Exact copy, no pictures: output each line below as it stands.

*Provided information*
--- START ---
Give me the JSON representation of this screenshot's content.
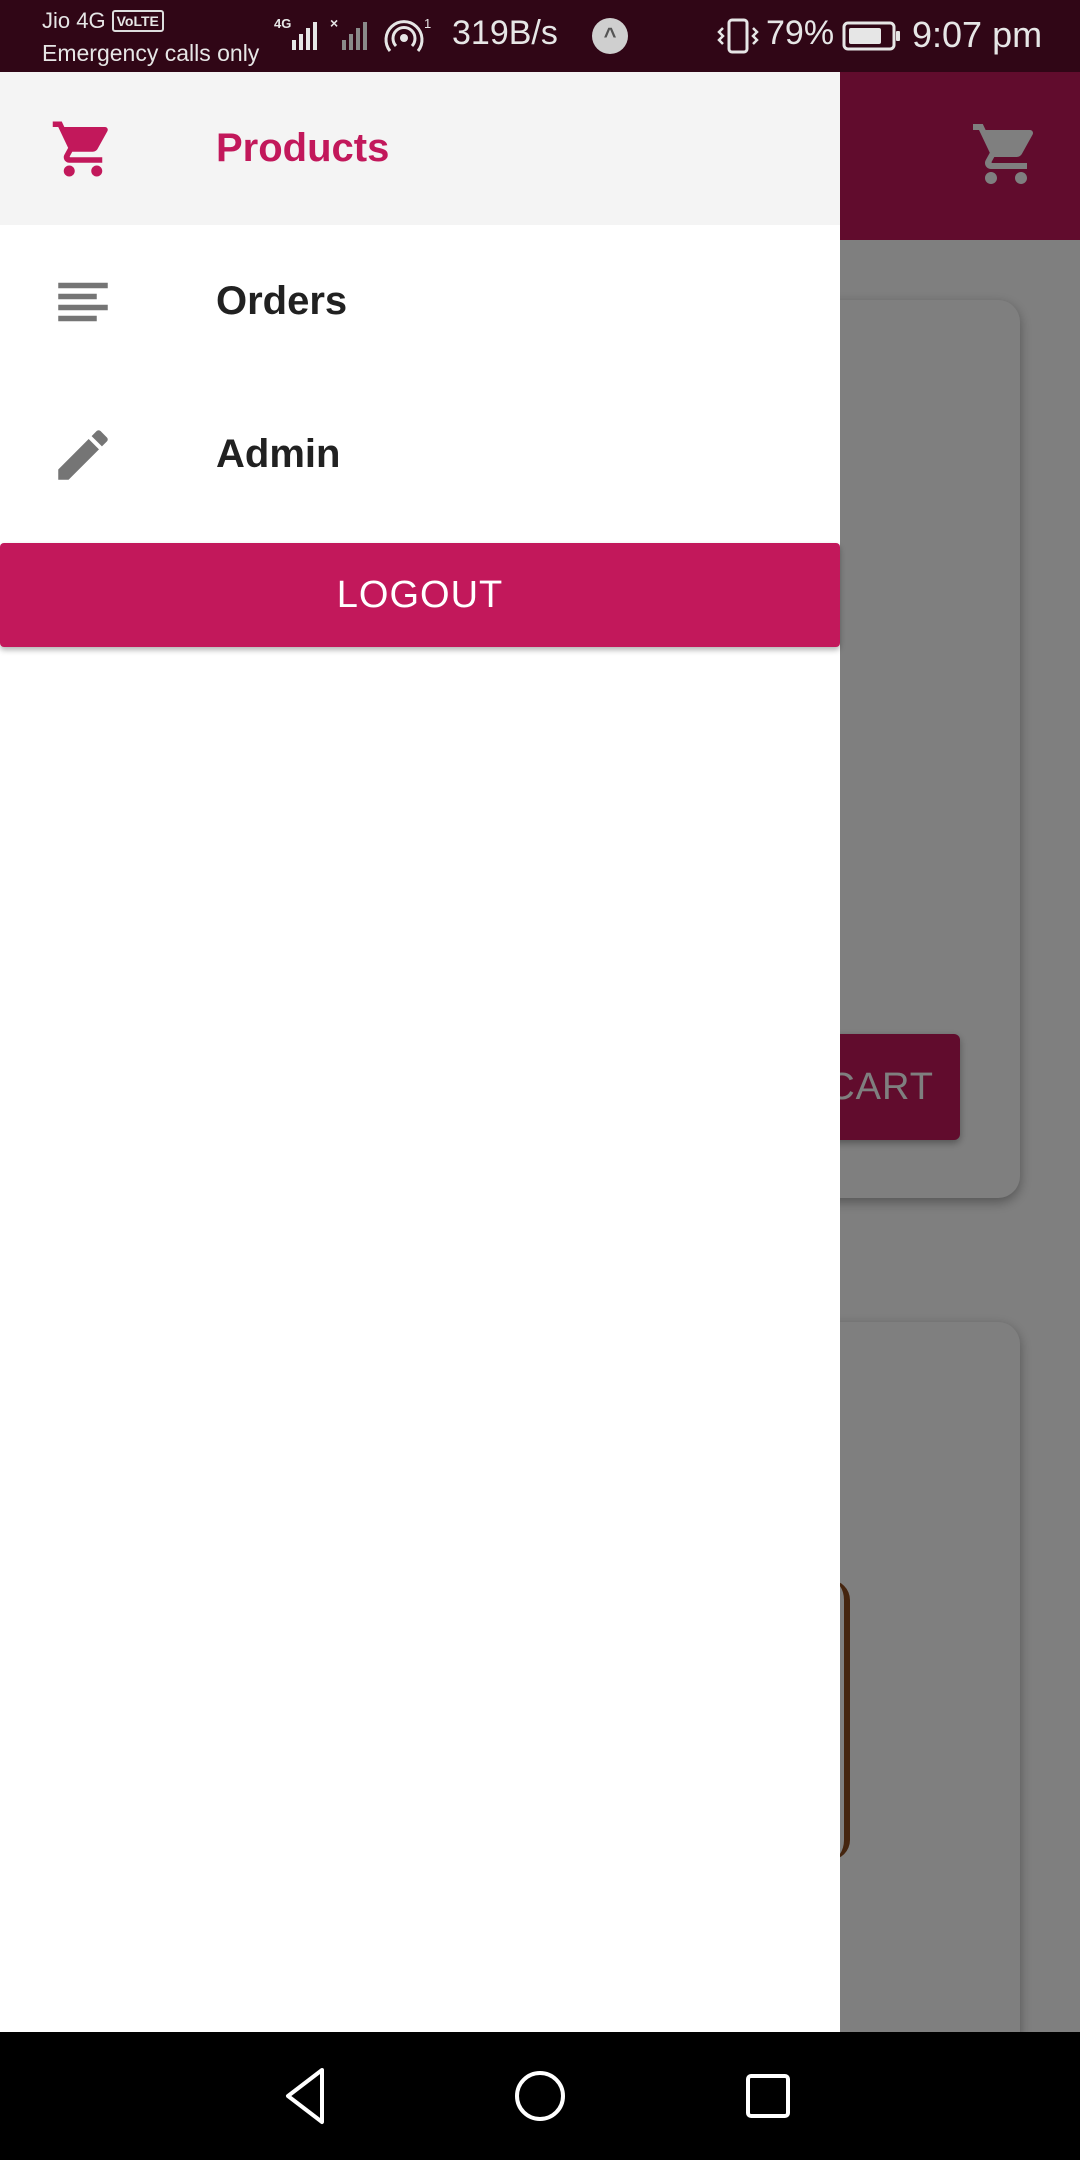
{
  "status_bar": {
    "carrier": "Jio 4G",
    "volte_badge": "VoLTE",
    "emergency": "Emergency calls only",
    "network_speed": "319B/s",
    "battery_percent": "79%",
    "time": "9:07 pm",
    "icons": [
      "signal-4g-icon",
      "signal-none-icon",
      "hotspot-icon",
      "upload-indicator-icon",
      "vibrate-icon",
      "battery-icon"
    ]
  },
  "drawer": {
    "items": [
      {
        "label": "Products",
        "icon": "cart-icon",
        "active": true
      },
      {
        "label": "Orders",
        "icon": "list-icon",
        "active": false
      },
      {
        "label": "Admin",
        "icon": "edit-icon",
        "active": false
      }
    ],
    "logout_label": "LOGOUT"
  },
  "background_app": {
    "add_to_cart_visible_text": "CART",
    "appbar_icon": "cart-icon"
  },
  "nav_bar": {
    "icons": [
      "back-icon",
      "home-icon",
      "recents-icon"
    ]
  },
  "colors": {
    "accent": "#c2185b",
    "drawer_active_bg": "#f4f4f4",
    "icon_grey": "#757575",
    "text_dark": "#212121"
  }
}
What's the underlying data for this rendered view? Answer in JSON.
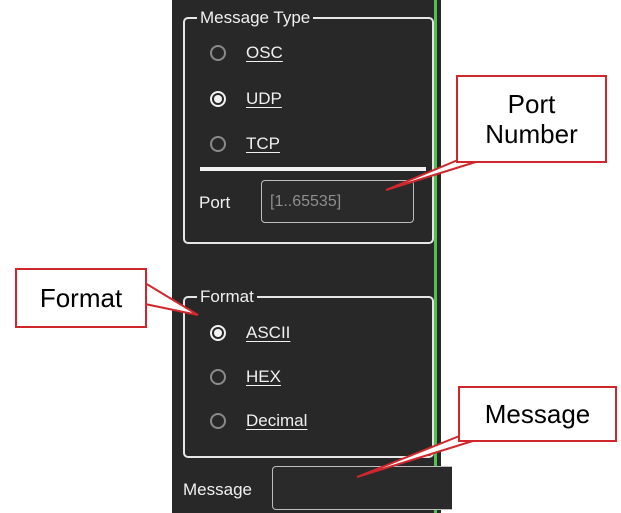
{
  "message_type_group": {
    "legend": "Message Type",
    "options": [
      {
        "label": "OSC",
        "selected": false
      },
      {
        "label": "UDP",
        "selected": true
      },
      {
        "label": "TCP",
        "selected": false
      }
    ],
    "port_label": "Port",
    "port_placeholder": "[1..65535]"
  },
  "format_group": {
    "legend": "Format",
    "options": [
      {
        "label": "ASCII",
        "selected": true
      },
      {
        "label": "HEX",
        "selected": false
      },
      {
        "label": "Decimal",
        "selected": false
      }
    ]
  },
  "message_label": "Message",
  "message_value": "",
  "callouts": {
    "port_number": "Port Number",
    "format": "Format",
    "message": "Message"
  },
  "colors": {
    "panel_background": "#282828",
    "callout_border": "#d0272d",
    "panel_edge": "#4fc24f"
  }
}
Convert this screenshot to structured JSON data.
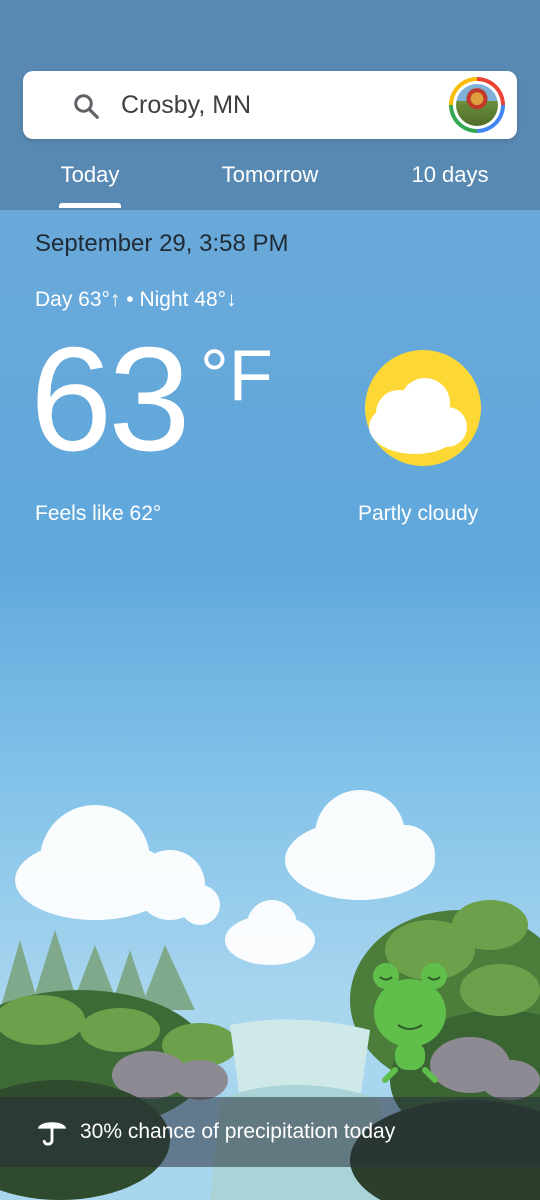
{
  "search": {
    "location": "Crosby, MN"
  },
  "tabs": [
    {
      "label": "Today",
      "selected": true
    },
    {
      "label": "Tomorrow",
      "selected": false
    },
    {
      "label": "10 days",
      "selected": false
    }
  ],
  "current": {
    "datetime": "September 29, 3:58 PM",
    "day_night": "Day 63°↑ • Night 48°↓",
    "temperature": "63",
    "unit": "°F",
    "feels_like": "Feels like 62°",
    "condition": "Partly cloudy",
    "condition_icon": "partly-cloudy-icon"
  },
  "precipitation": {
    "icon": "umbrella-icon",
    "text": "30% chance of precipitation today"
  },
  "colors": {
    "header": "#5889b2",
    "sky": "#6aa9d9",
    "sun": "#fdd835"
  }
}
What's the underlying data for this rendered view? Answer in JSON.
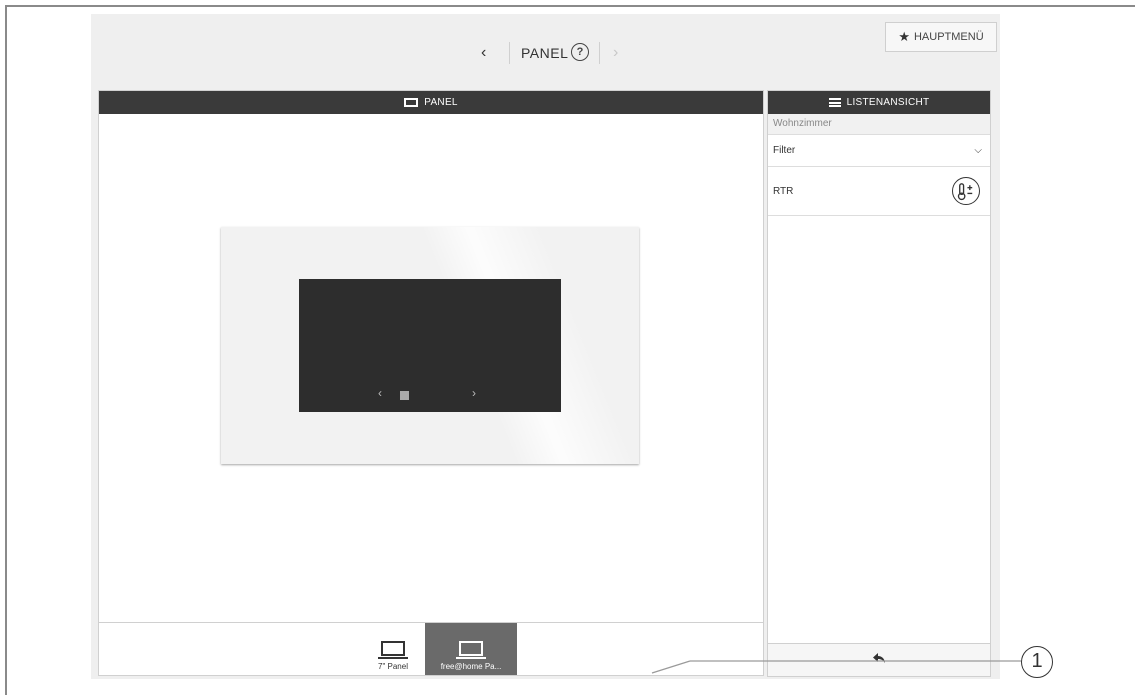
{
  "topnav": {
    "back_icon": "chevron-left-icon",
    "title": "PANEL",
    "help_icon": "question-circle-icon",
    "forward_icon": "chevron-right-icon",
    "main_menu_label": "HAUPTMENÜ",
    "main_menu_icon": "star-icon"
  },
  "panel": {
    "header_label": "PANEL",
    "header_icon": "monitor-icon",
    "device_screen": {
      "prev_icon": "chevron-left-icon",
      "page_indicator_icon": "square-icon",
      "next_icon": "chevron-right-icon"
    },
    "footer_tabs": [
      {
        "label": "7\" Panel",
        "icon": "monitor-icon",
        "active": false
      },
      {
        "label": "free@home Pa...",
        "icon": "monitor-icon",
        "active": true
      }
    ]
  },
  "list_view": {
    "header_label": "LISTENANSICHT",
    "header_icon": "list-icon",
    "room": "Wohnzimmer",
    "filter_label": "Filter",
    "filter_icon": "chevron-down-icon",
    "items": [
      {
        "label": "RTR",
        "icon": "thermostat-plus-minus-icon"
      }
    ],
    "back_icon": "back-arrow-icon"
  },
  "callout": {
    "number": "1"
  },
  "colors": {
    "header_bg": "#3a3a3a",
    "active_tab_bg": "#6a6a6a",
    "app_bg": "#efefef",
    "device_screen": "#2d2d2d"
  }
}
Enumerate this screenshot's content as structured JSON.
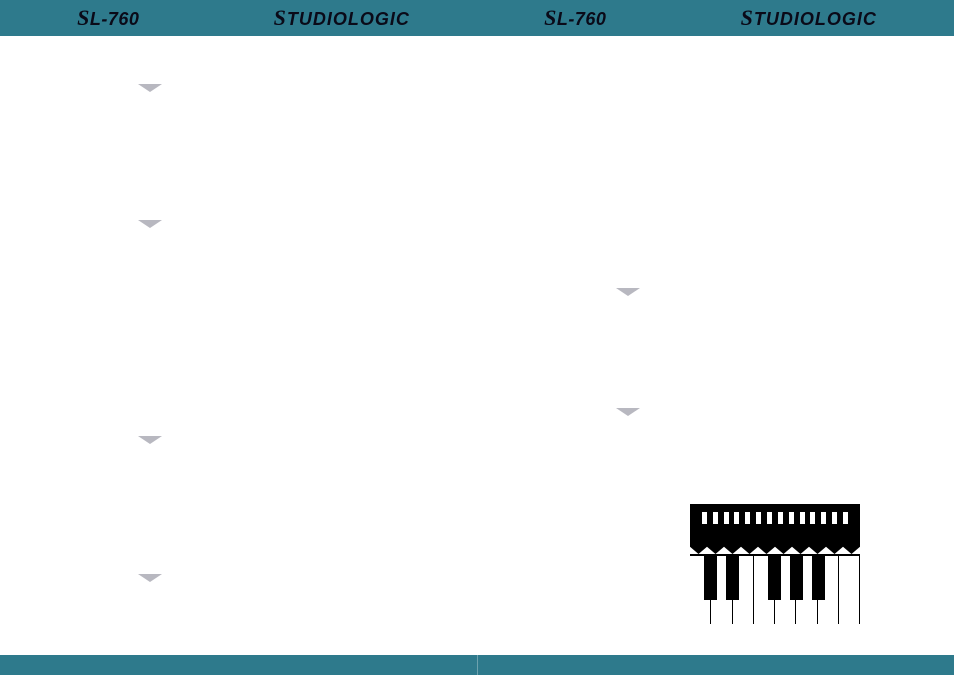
{
  "header": {
    "brand_model_1": "L-760",
    "brand_name_1": "TUDIOLOGIC",
    "brand_model_2": "L-760",
    "brand_name_2": "TUDIOLOGIC",
    "s_prefix": "S"
  },
  "colors": {
    "teal": "#2e7a8c",
    "dark_navy": "#0a0a18",
    "arrow_gray": "#b8b8c0"
  },
  "icons": {
    "arrow_down": "▼"
  }
}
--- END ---
*Exercise output*
Give me the JSON representation of this screenshot's content.
{
  "status_bar": {
    "carrier": "Jio 4G",
    "volte_badge": "VoLTE",
    "emergency": "Emergency calls only",
    "network_speed": "319B/s",
    "battery_percent": "79%",
    "time": "9:07 pm",
    "icons": [
      "signal-4g-icon",
      "signal-none-icon",
      "hotspot-icon",
      "upload-indicator-icon",
      "vibrate-icon",
      "battery-icon"
    ]
  },
  "drawer": {
    "items": [
      {
        "label": "Products",
        "icon": "cart-icon",
        "active": true
      },
      {
        "label": "Orders",
        "icon": "list-icon",
        "active": false
      },
      {
        "label": "Admin",
        "icon": "edit-icon",
        "active": false
      }
    ],
    "logout_label": "LOGOUT"
  },
  "background_app": {
    "add_to_cart_visible_text": "CART",
    "appbar_icon": "cart-icon"
  },
  "nav_bar": {
    "icons": [
      "back-icon",
      "home-icon",
      "recents-icon"
    ]
  },
  "colors": {
    "accent": "#c2185b",
    "drawer_active_bg": "#f4f4f4",
    "icon_grey": "#757575",
    "text_dark": "#212121"
  }
}
What's the underlying data for this rendered view? Answer in JSON.
{
  "message_type_group": {
    "legend": "Message Type",
    "options": [
      {
        "label": "OSC",
        "selected": false
      },
      {
        "label": "UDP",
        "selected": true
      },
      {
        "label": "TCP",
        "selected": false
      }
    ],
    "port_label": "Port",
    "port_placeholder": "[1..65535]"
  },
  "format_group": {
    "legend": "Format",
    "options": [
      {
        "label": "ASCII",
        "selected": true
      },
      {
        "label": "HEX",
        "selected": false
      },
      {
        "label": "Decimal",
        "selected": false
      }
    ]
  },
  "message_label": "Message",
  "message_value": "",
  "callouts": {
    "port_number": "Port Number",
    "format": "Format",
    "message": "Message"
  },
  "colors": {
    "panel_background": "#282828",
    "callout_border": "#d0272d",
    "panel_edge": "#4fc24f"
  }
}
Convert this screenshot to structured JSON data.
{
  "search": {
    "location": "Crosby, MN"
  },
  "tabs": [
    {
      "label": "Today",
      "selected": true
    },
    {
      "label": "Tomorrow",
      "selected": false
    },
    {
      "label": "10 days",
      "selected": false
    }
  ],
  "current": {
    "datetime": "September 29, 3:58 PM",
    "day_night": "Day 63°↑ • Night 48°↓",
    "temperature": "63",
    "unit": "°F",
    "feels_like": "Feels like 62°",
    "condition": "Partly cloudy",
    "condition_icon": "partly-cloudy-icon"
  },
  "precipitation": {
    "icon": "umbrella-icon",
    "text": "30% chance of precipitation today"
  },
  "colors": {
    "header": "#5889b2",
    "sky": "#6aa9d9",
    "sun": "#fdd835"
  }
}
What's the underlying data for this rendered view? Answer in JSON.
{
  "topnav": {
    "back_icon": "chevron-left-icon",
    "title": "PANEL",
    "help_icon": "question-circle-icon",
    "forward_icon": "chevron-right-icon",
    "main_menu_label": "HAUPTMENÜ",
    "main_menu_icon": "star-icon"
  },
  "panel": {
    "header_label": "PANEL",
    "header_icon": "monitor-icon",
    "device_screen": {
      "prev_icon": "chevron-left-icon",
      "page_indicator_icon": "square-icon",
      "next_icon": "chevron-right-icon"
    },
    "footer_tabs": [
      {
        "label": "7\" Panel",
        "icon": "monitor-icon",
        "active": false
      },
      {
        "label": "free@home Pa...",
        "icon": "monitor-icon",
        "active": true
      }
    ]
  },
  "list_view": {
    "header_label": "LISTENANSICHT",
    "header_icon": "list-icon",
    "room": "Wohnzimmer",
    "filter_label": "Filter",
    "filter_icon": "chevron-down-icon",
    "items": [
      {
        "label": "RTR",
        "icon": "thermostat-plus-minus-icon"
      }
    ],
    "back_icon": "back-arrow-icon"
  },
  "callout": {
    "number": "1"
  },
  "colors": {
    "header_bg": "#3a3a3a",
    "active_tab_bg": "#6a6a6a",
    "app_bg": "#efefef",
    "device_screen": "#2d2d2d"
  }
}
Enumerate this screenshot's content as structured JSON.
{
  "header": {
    "brand_model_1": "L-760",
    "brand_name_1": "TUDIOLOGIC",
    "brand_model_2": "L-760",
    "brand_name_2": "TUDIOLOGIC",
    "s_prefix": "S"
  },
  "colors": {
    "teal": "#2e7a8c",
    "dark_navy": "#0a0a18",
    "arrow_gray": "#b8b8c0"
  },
  "icons": {
    "arrow_down": "▼"
  }
}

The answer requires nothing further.